Web page and app entries
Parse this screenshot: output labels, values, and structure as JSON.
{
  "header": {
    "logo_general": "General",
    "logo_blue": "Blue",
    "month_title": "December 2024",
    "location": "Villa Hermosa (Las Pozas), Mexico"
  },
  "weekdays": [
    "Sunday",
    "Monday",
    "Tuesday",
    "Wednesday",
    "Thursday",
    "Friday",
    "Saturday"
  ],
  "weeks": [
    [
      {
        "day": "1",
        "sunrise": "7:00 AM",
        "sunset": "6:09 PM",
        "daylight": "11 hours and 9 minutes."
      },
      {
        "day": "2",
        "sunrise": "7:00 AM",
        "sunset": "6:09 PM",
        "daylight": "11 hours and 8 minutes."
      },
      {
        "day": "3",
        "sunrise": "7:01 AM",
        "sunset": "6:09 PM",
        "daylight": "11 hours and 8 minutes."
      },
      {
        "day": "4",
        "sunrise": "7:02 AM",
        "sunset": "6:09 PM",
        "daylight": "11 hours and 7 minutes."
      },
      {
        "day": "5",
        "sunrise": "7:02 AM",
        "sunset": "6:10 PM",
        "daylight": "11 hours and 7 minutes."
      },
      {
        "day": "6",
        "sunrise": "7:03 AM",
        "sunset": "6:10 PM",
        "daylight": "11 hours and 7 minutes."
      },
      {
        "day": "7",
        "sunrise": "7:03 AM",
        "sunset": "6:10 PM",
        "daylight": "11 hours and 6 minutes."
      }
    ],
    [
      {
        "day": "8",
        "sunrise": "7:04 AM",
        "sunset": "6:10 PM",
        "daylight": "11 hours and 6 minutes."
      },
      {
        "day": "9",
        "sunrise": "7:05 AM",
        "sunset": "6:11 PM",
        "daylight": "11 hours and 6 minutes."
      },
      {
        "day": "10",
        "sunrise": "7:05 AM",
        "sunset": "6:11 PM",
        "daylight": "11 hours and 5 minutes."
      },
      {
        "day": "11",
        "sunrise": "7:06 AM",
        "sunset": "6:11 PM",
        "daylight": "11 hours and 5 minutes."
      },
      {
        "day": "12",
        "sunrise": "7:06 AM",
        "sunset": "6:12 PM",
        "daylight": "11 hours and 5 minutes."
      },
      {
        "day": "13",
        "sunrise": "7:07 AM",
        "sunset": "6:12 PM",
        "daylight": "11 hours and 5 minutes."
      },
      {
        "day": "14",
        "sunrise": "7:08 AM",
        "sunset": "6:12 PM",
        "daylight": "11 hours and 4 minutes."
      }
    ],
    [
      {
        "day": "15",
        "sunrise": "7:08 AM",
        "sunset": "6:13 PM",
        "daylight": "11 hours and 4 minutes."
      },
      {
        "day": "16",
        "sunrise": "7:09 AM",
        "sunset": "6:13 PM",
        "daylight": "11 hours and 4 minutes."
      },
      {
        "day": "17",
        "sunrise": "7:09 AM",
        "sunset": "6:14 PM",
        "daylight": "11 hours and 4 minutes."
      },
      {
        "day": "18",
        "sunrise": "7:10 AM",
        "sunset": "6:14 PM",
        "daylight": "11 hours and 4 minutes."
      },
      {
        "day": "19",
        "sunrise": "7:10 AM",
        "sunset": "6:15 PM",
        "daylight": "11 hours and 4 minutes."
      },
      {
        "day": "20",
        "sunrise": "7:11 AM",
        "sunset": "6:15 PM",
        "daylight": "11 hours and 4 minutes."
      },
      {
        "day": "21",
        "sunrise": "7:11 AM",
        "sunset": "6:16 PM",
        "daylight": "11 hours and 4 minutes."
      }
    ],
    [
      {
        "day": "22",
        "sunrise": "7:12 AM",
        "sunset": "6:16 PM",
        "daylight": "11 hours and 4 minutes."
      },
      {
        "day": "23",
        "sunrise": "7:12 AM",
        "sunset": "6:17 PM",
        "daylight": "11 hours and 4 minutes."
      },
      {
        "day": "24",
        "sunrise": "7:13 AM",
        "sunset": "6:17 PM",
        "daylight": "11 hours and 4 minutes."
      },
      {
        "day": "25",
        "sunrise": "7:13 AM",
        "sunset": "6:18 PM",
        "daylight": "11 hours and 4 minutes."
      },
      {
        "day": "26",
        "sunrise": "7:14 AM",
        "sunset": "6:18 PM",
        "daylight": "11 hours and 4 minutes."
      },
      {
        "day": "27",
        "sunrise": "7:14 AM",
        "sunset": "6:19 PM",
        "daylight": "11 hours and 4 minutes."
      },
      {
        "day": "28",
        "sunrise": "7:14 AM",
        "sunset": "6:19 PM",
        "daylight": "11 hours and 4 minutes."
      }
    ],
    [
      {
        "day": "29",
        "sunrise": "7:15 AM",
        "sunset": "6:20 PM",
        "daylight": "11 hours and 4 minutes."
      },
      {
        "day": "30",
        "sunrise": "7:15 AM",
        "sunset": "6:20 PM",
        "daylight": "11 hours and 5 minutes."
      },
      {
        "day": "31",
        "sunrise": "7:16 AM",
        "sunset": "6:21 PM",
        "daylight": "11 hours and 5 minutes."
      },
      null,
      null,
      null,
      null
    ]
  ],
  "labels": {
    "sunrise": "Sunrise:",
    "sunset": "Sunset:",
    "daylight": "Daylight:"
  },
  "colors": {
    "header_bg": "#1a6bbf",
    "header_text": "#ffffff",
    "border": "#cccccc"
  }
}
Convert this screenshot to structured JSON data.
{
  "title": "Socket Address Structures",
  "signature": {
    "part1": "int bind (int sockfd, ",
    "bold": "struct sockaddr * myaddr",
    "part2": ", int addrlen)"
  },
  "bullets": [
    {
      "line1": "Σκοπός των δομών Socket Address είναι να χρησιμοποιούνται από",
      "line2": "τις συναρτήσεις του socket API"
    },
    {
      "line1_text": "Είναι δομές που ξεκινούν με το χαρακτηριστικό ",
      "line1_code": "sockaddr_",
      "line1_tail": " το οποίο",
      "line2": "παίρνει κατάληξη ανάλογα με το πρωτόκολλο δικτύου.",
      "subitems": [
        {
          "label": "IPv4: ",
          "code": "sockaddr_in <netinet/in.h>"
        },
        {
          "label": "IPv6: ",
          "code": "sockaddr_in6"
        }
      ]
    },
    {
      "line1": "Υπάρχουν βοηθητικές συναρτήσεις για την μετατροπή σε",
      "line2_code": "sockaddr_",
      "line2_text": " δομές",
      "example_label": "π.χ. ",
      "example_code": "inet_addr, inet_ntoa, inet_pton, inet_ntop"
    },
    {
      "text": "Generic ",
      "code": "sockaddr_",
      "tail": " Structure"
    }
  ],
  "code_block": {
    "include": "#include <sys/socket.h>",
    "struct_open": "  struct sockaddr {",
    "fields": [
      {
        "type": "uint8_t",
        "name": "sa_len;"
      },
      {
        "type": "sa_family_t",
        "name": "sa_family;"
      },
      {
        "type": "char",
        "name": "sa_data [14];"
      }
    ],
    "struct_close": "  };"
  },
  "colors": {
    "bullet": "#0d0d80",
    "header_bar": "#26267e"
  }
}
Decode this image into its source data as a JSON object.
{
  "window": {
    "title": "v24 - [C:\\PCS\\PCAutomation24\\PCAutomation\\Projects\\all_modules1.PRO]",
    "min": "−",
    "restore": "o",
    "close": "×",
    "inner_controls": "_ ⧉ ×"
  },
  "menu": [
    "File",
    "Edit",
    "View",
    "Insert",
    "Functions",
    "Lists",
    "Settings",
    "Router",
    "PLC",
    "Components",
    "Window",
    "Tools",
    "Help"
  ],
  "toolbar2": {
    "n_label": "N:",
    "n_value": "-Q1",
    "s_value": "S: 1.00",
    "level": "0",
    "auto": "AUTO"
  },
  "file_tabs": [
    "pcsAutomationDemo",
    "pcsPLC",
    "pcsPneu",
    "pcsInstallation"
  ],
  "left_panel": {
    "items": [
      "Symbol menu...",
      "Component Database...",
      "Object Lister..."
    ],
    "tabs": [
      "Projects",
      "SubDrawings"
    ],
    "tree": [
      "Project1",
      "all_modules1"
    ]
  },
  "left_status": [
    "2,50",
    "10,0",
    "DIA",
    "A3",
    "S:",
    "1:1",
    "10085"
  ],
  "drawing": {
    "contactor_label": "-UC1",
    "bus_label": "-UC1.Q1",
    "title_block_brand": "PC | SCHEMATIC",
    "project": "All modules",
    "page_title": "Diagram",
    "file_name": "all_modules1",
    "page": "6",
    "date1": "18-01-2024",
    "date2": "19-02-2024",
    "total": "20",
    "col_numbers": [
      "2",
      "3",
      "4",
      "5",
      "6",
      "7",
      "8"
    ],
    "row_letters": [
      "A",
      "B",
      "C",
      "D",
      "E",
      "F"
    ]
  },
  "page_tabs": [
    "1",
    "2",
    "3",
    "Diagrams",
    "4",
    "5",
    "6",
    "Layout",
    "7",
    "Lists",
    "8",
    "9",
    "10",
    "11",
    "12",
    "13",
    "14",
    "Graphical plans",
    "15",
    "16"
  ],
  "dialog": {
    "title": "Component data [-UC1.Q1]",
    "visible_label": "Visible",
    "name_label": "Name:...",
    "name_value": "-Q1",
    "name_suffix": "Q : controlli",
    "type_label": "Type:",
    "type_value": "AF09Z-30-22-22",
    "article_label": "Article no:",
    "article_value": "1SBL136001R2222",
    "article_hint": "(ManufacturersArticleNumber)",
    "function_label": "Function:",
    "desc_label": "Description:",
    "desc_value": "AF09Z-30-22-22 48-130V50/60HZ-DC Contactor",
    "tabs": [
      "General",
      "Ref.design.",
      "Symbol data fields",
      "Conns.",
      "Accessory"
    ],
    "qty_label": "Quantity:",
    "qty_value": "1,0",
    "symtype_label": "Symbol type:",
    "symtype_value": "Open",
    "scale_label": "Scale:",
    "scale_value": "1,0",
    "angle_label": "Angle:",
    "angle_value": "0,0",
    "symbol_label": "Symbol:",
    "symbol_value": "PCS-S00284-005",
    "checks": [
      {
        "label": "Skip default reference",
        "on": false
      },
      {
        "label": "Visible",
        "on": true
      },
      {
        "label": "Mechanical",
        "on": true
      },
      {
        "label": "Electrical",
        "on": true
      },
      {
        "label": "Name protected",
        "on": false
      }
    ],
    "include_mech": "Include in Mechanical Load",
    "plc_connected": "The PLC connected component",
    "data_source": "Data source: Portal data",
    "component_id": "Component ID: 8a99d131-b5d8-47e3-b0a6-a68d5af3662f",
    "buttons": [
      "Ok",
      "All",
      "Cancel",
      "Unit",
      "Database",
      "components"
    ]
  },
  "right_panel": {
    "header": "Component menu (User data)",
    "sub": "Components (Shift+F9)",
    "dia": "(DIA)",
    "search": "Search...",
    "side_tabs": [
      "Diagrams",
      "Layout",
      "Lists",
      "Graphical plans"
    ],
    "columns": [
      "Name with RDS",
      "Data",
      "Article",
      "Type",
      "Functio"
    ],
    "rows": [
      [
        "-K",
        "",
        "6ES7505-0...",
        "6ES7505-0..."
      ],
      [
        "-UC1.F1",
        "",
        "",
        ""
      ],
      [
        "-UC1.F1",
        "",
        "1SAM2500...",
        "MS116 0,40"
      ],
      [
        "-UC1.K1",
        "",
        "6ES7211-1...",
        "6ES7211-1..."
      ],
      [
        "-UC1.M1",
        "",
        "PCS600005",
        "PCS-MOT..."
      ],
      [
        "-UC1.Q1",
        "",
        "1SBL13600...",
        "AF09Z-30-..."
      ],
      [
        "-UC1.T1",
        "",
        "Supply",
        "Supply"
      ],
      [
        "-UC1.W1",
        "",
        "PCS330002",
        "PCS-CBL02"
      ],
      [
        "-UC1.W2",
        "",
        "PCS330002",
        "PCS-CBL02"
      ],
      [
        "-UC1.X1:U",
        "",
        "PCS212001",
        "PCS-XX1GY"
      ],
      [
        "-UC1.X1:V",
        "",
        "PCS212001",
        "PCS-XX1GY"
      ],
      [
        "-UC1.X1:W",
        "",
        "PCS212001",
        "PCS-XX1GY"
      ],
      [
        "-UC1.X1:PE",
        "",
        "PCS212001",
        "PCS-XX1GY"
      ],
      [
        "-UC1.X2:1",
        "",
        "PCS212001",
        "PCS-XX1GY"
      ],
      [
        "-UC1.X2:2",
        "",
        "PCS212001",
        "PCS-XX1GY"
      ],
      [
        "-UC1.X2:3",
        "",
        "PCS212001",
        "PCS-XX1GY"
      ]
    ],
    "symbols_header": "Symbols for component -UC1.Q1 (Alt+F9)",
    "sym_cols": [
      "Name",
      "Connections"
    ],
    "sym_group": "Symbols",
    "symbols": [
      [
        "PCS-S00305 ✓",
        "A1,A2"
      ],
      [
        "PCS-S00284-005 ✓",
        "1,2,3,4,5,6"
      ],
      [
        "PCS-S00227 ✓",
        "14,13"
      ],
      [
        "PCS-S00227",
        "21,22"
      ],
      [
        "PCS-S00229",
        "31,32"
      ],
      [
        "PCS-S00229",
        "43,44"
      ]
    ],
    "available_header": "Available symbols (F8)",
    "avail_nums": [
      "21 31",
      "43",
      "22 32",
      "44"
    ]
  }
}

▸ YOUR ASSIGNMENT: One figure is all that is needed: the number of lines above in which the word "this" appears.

▸ RESPONSE AREA: 3